<<<<

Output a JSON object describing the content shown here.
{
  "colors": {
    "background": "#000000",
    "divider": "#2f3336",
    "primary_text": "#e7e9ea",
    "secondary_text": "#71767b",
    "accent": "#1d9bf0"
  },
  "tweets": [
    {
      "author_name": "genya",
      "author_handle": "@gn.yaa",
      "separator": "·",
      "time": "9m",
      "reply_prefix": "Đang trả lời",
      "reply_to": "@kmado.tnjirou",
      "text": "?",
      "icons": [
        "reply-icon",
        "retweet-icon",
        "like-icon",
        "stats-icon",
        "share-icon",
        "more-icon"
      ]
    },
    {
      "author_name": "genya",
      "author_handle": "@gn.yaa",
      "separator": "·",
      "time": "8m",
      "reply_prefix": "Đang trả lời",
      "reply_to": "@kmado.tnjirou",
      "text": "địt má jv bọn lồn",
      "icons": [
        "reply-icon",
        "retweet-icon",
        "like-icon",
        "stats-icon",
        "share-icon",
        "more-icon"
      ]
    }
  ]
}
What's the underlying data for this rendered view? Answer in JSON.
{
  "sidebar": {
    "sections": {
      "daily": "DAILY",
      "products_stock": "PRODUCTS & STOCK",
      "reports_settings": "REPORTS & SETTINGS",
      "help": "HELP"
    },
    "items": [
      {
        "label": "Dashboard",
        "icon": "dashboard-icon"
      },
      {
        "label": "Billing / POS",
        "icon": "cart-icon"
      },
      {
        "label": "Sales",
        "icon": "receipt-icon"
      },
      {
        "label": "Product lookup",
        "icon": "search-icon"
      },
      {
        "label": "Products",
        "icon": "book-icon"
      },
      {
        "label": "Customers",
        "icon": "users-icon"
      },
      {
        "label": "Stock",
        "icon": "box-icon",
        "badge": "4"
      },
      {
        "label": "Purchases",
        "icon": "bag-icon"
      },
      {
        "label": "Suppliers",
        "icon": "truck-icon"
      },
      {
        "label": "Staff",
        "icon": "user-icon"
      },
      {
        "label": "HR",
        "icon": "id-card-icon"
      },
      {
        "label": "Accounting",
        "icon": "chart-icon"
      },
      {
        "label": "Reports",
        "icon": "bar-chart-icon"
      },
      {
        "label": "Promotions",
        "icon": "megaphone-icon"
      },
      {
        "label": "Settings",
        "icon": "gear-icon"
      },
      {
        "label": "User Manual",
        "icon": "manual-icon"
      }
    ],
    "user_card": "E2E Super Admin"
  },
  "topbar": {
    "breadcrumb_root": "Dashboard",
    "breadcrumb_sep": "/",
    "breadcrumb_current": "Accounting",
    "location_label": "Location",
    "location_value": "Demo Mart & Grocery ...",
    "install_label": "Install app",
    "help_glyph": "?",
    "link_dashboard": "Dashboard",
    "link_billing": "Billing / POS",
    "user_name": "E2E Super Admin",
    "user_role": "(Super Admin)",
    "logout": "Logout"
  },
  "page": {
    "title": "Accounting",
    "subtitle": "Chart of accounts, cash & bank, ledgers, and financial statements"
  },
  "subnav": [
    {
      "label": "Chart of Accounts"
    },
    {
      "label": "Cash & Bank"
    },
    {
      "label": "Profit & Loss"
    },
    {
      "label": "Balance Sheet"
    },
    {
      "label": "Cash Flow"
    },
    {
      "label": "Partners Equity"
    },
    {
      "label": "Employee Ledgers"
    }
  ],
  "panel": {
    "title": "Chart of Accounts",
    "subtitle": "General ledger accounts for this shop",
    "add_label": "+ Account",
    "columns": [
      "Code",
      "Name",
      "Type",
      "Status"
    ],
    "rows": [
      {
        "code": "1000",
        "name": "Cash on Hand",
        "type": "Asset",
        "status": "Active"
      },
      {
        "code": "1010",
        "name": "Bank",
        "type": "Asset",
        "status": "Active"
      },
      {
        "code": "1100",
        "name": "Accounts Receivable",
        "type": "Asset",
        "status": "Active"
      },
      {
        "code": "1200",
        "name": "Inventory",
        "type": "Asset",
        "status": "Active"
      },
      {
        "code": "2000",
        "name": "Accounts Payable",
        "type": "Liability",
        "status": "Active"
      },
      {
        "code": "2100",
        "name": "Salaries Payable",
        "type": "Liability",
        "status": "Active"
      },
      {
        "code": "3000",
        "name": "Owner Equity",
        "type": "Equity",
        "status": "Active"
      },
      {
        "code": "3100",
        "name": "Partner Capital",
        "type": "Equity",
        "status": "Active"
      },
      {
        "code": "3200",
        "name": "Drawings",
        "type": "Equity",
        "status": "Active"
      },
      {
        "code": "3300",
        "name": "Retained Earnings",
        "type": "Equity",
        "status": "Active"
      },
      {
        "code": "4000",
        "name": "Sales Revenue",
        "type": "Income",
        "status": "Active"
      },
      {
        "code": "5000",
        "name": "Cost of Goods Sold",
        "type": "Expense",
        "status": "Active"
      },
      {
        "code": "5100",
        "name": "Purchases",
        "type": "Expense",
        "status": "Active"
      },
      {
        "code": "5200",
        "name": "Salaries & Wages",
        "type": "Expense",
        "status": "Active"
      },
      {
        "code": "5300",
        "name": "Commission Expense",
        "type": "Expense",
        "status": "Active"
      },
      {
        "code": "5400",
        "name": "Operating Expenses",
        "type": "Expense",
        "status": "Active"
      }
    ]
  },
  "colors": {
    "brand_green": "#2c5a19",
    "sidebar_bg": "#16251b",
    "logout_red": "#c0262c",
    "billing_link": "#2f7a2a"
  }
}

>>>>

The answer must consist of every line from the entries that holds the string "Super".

    "user_card": "E2E Super Admin"
    "user_name": "E2E Super Admin",
    "user_role": "(Super Admin)",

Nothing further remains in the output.